| Home | Privacy | Contact |

Airplane Flying Handbook
Approaches and Landings
Crosswind Approach and Landing

| First | Previous | Next | Last |

Airplane Flying Handbook


Table of Contents

Chapter 1,Introduction to Flight Training
Chapter 2,Ground Operations
Chapter 3,Basic Flight Maneuvers
Chapter 4, Slow Flight, Stalls, and Spins
Chapter 5, Takeoff and Departure Climbs
Chapter 6, Ground Reference Maneuvers
Chapter 7, Airport Traffic Patterns
Chapter 8, Approaches and Landings
Chapter 9, Performance Maneuvers
Chapter 10, Night Operations
Chapter 11,Transition to Complex Airplanes
Chapter 12, Transition to Multiengine Airplanes
Chapter 13,Transition to Tailwheel Airplanes
Chapter 14, Transition to Turbo-propeller Powered Airplanes
Chapter 15,Transition to Jet Powered Airplanes
Chapter 16,Emergency Procedures

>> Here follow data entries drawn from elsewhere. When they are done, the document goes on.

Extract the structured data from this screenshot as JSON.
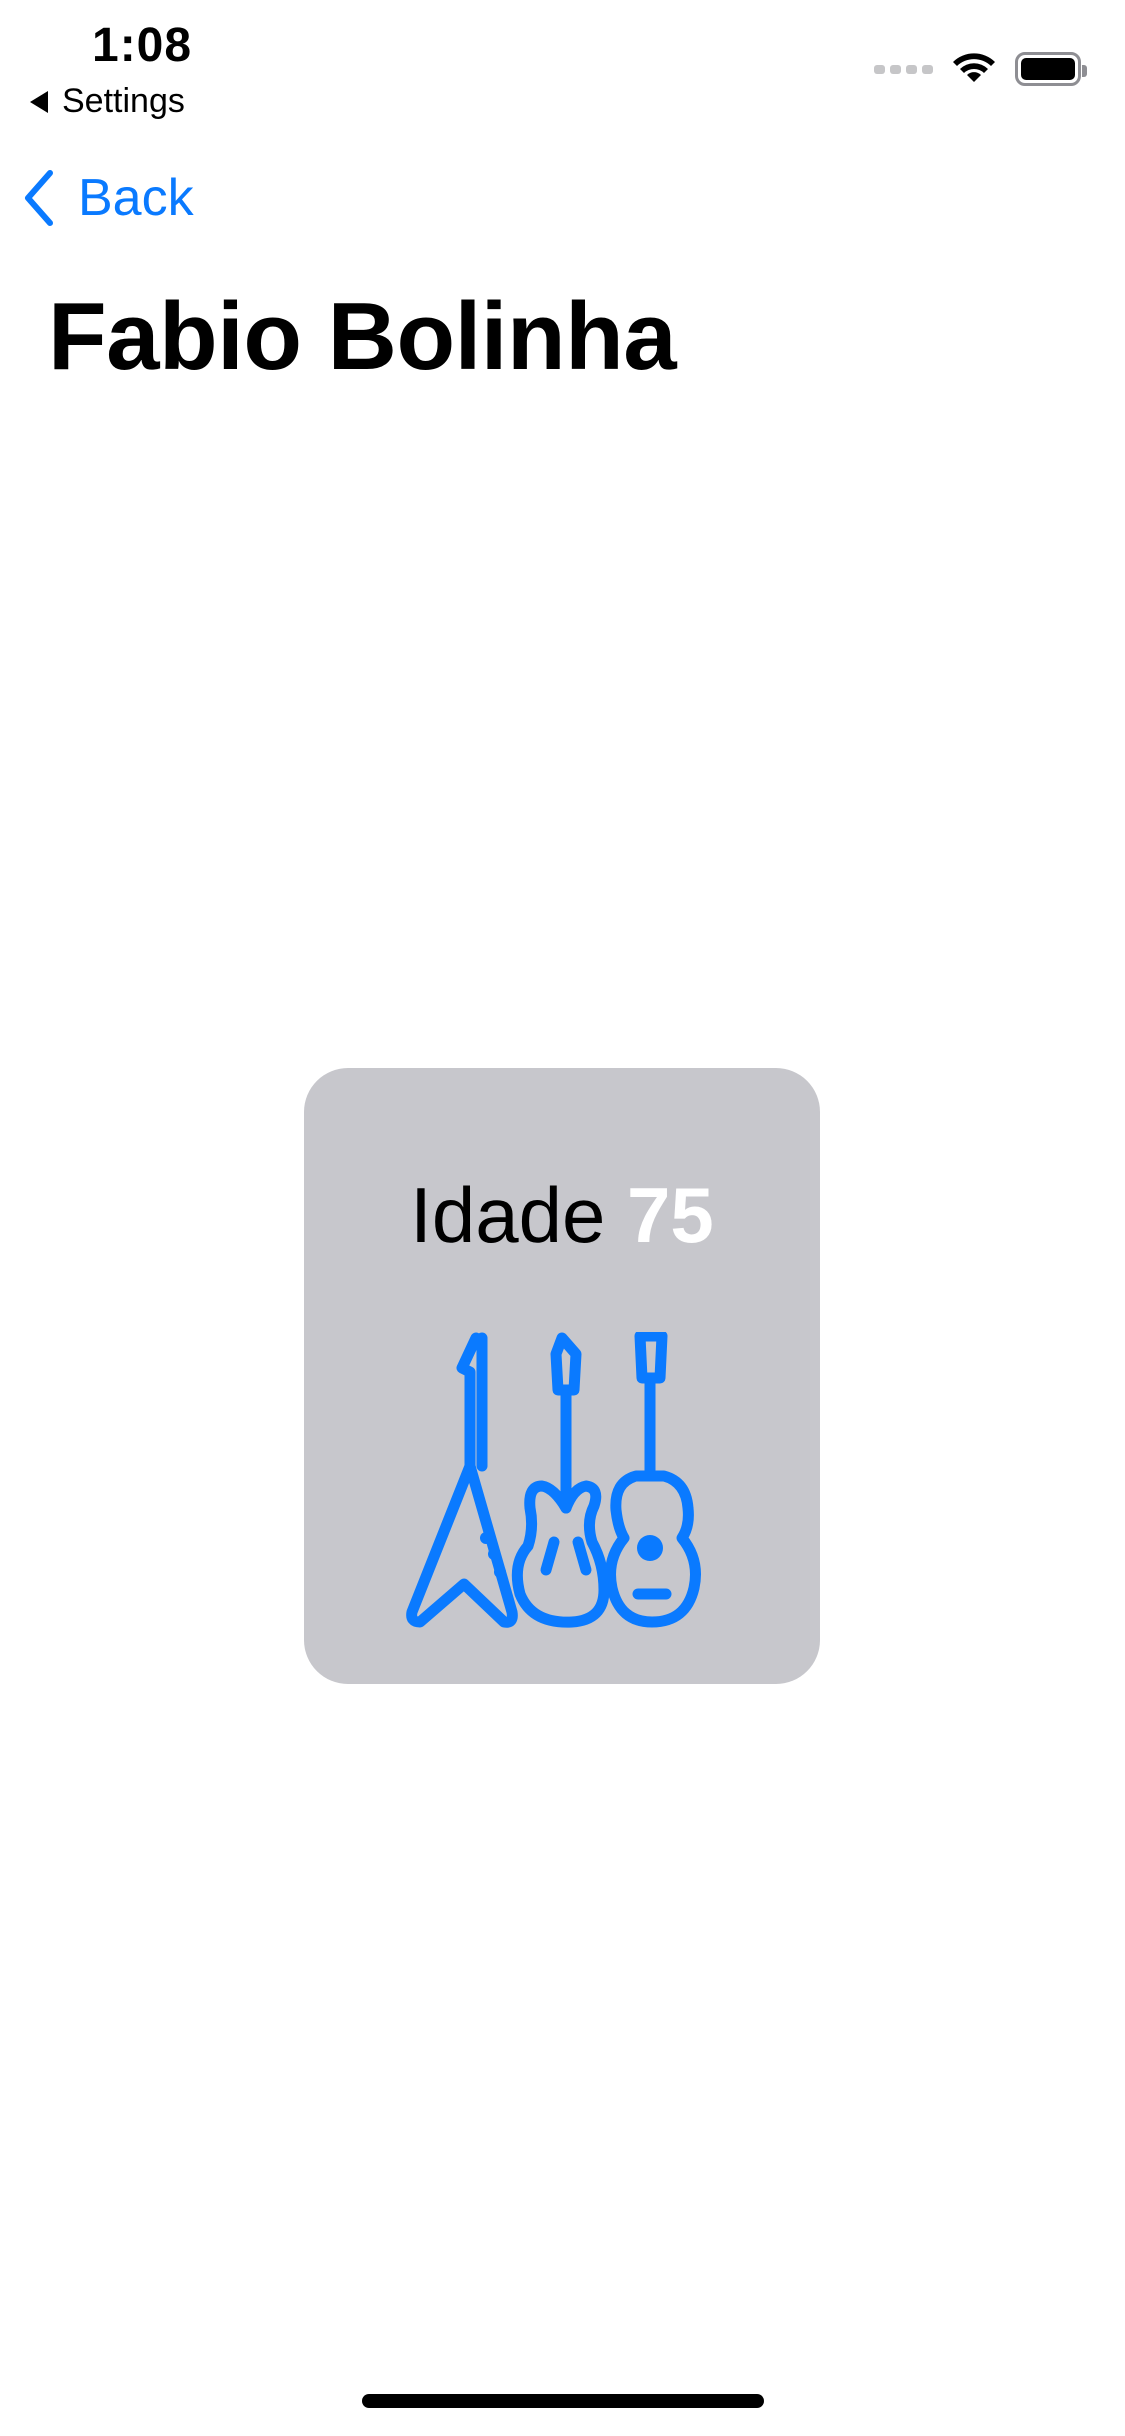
{
  "status_bar": {
    "time": "1:08",
    "back_app": "Settings",
    "wifi_icon": "wifi-icon",
    "battery_icon": "battery-icon"
  },
  "nav": {
    "back_label": "Back",
    "back_icon": "chevron-left-icon"
  },
  "title": "Fabio Bolinha",
  "card": {
    "age_label": "Idade",
    "age_value": "75",
    "icon": "guitars-icon"
  },
  "colors": {
    "accent": "#0a7aff",
    "card_background": "#c7c7cc",
    "background": "#ffffff"
  }
}
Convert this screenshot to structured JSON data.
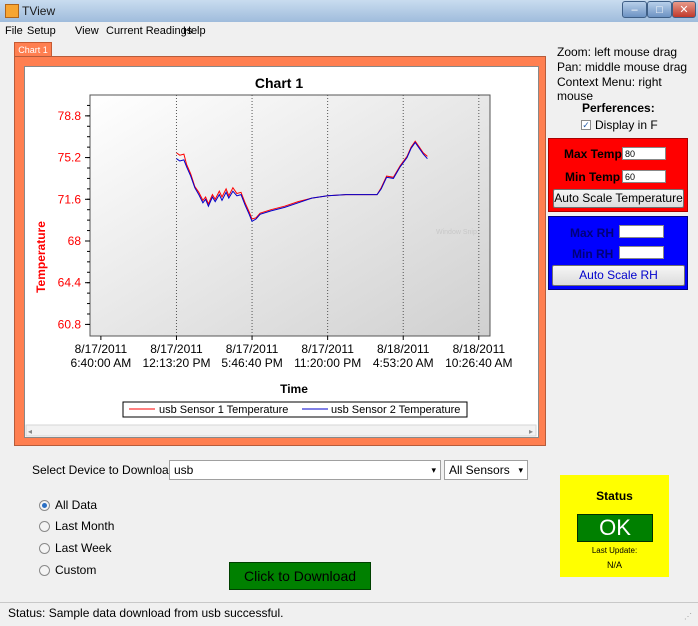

The landing gear should be retracted only after the initial
or rough trim has been accomplished and when it is
certain the airplane will remain airborne. During the
initial part of an extremely low go-around, the airplane
may settle onto the runway and bounce. This situation
is not particularly dangerous if the airplane is kept
straight and a constant, safe pitch attitude is maintained.
The airplane will be approaching safe flying
speed rapidly and the advanced power will cushion any
secondary touchdown.

If the pitch attitude is increased excessively in an effort
to keep the airplane from contacting the runway, it may
cause the airplane to stall. This would be especially
likely if no trim correction is made and the flaps
remain fully extended. The pilot should not attempt to
retract the landing gear until after a rough trim is
accomplished and a positive rate of climb is established.

Ground effect is a factor in every landing and every
takeoff in fixed-wing airplanes. Ground effect can also
be an important factor in go-arounds. If the go-around
is made close to the ground, the airplane may be in the
ground effect area. Pilots are often lulled into a sense
of false security by the apparent "cushion of air" under
the wings that initially assists in the transition from an
approach descent to a climb. This "cushion of air,"
however, is imaginary. The apparent increase in airplane
performance is, in fact, due to a reduction in
induced drag in the ground effect area. It is "borrowed"
performance that must be repaid when the airplane
climbs out of the ground effect area. The pilot must
factor in ground effect when initiating a go-around
close to the ground. An attempt to climb prematurely
may result in the airplane not being able to climb, or
even maintain altitude at full power.

Common errors in the performance of go-arounds
(rejected landings) are:
• Failure to recognize a condition that warrants a
rejected landing.
• Indecision.
• Delay in initiating a go-round.
• Failure to apply maximum allowable power in a
timely manner.
• Abrupt power application.
• Improper pitch attitude.
• Failure to configure the airplane appropriately.
• Attempting to climb out of ground effect prematurely.
• Failure to adequately compensate for torque/Pfactor.


Many runways or landing areas are such that landings
must be made while the wind is blowing across rather
than parallel to the landing direction. All pilots should
be prepared to cope with these situations when they
arise. The same basic principles and factors involved
in a normal approach and landing apply to a crosswind
approach and landing; therefore, only the additional
procedures required for correcting for wind drift are
discussed here.

Crosswind landings are a little more difficult to perform
than crosswind takeoffs, mainly due to different
problems involved in maintaining accurate control of
the airplane while its speed is decreasing rather than
increasing as on takeoff.

There are two usual methods of accomplishing a crosswind
approach and landing—the crab method and the
wing-low (sideslip) method. Although the crab method
may be easier for the pilot to maintain during final
approach, it requires a high degree of judgment and
timing in removing the crab immediately prior to
touchdown. The wing-low method is recommended in
most cases, although a combination of both methods
may be used.

The crab method is executed by establishing a heading
(crab) toward the wind with the wings level so that the
airplane's ground track remains aligned with the centerline
of the runway. [Figure 8-15] This crab angle is
maintained until just prior to touchdown, when the
longitudinal axis of the airplane must be aligned with
the runway to avoid sideward contact of the wheels
with the runway. If a long final approach is being
flown, the pilot may use the crab method until just
before the roundout is started and then smoothly
change to the wing-low method for the remainder of
the landing.

Crabbed approach.
Figure 8-15. Crabbed approach.